01-22-17, 06:20 AM
Hey Blue, I cant remember if you shared this but, have you ever had a sleep study done?

02-22-17, 01:00 PM
Hey Blue, I cant remember if you shared this but, have you ever had a sleep study done?

Nope. Too expensive for now. I'm doing my own analysis for the moment. It seems I snore through my nose, but not through my throat, so no sleep apnea at least.

I'm trying to write software to pull actigraphy (Fitbit, Jawbone, EightSleep), heart rate, breathing rate (EightSleep), and EEG (Kokoon) together for polysomnography, but it's hard and I have to learn math. Linear algebra will do me good, though; I can always use more power. (I actually want that software to incorporate things like study time, Duolingo growth, exercise and activity time, and so forth to track things like attention and motivation. All kinds of data are useful to parameterize an individual.)

By the by, you know that thing about alcohol?

Oddly, Eszopiclone didn't make me tired, or high, or anything. I could tell I was on something, but it's like if you could tell you'd had 1 beer (you can't).

I was still in a hypnotic state 20 hours after taking the stuff. At 6pm on my 12th dose (10pm the prior night!), I saw a car trying to pass me in the McDonalds drive thru, and drove on anyway--almost crashed into him, but he stopped.

When you're under the influence of a hypnotic, you will identify things, but not recognize the need to alter your behavior in response--for example, you'll see the cars in front of you have stopped, and continue driving along the interstate at 70mph because you're cruising and you haven't made the connection between "stopped traffic" and "I now must stop". You just continue cruising.

So yeah, I stopped taking that. Withdrawal was horrible but lasted one day. Burning sensation like sunburn, fever, chills, fatigue (oddly enough), anxiety, depression, and possibly a minor myocardial infarction (I didn't die! I'm getting better at not dying!). No big deal. I took sick leave from work because I was definitely not going anywhere.

I should have processed that when I said it: you can't tell you're impaired. You think you're not. I drove around like that for 12 days; how many incidents did I simply not notice?

Conversely, Belsomra/Suvorexant has zero side-effects for me, and works incredibly.

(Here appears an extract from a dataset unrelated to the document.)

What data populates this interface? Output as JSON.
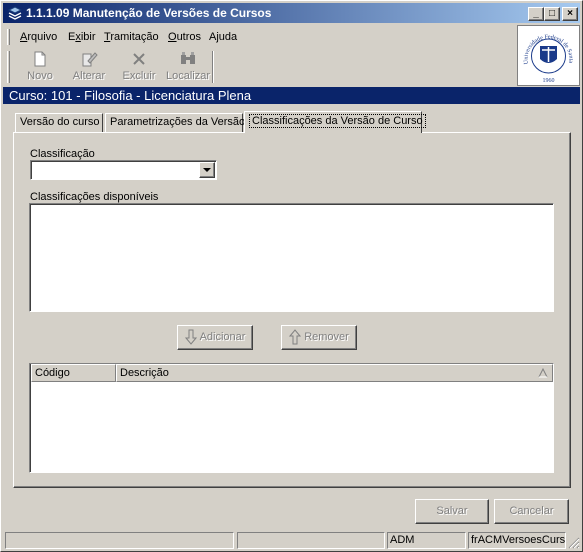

I'm starting to think I have a particular disorder that hasn't been medically explored yet--might be a nice opportunity for my psychiatrist to get himself published (again?). I'm going to see about bumping that to the maximum dose, and doing other things.

Atomoxetine has almost eliminated my need for melatonin--sometimes none, sometimes 1mg SL; before I had tried TR 1mg, 2mg, 3mg, 5mg, 6mg, 8mg, 10mg, 13mg, 15mg, 18mg, 20mg, and 25mg, and found 20mg let me sleep while 18mg and 25mg both interrupted my sleep. Same with 1mg-3mg SL, no use unless I was WASO and topping off a huge TR dose. ATX interrupts my sleep if I take it late, and makes me tired if I take it early; it jacks my heart rate up for a 3 hour climb followed by 1.5 hours of falling back to normal.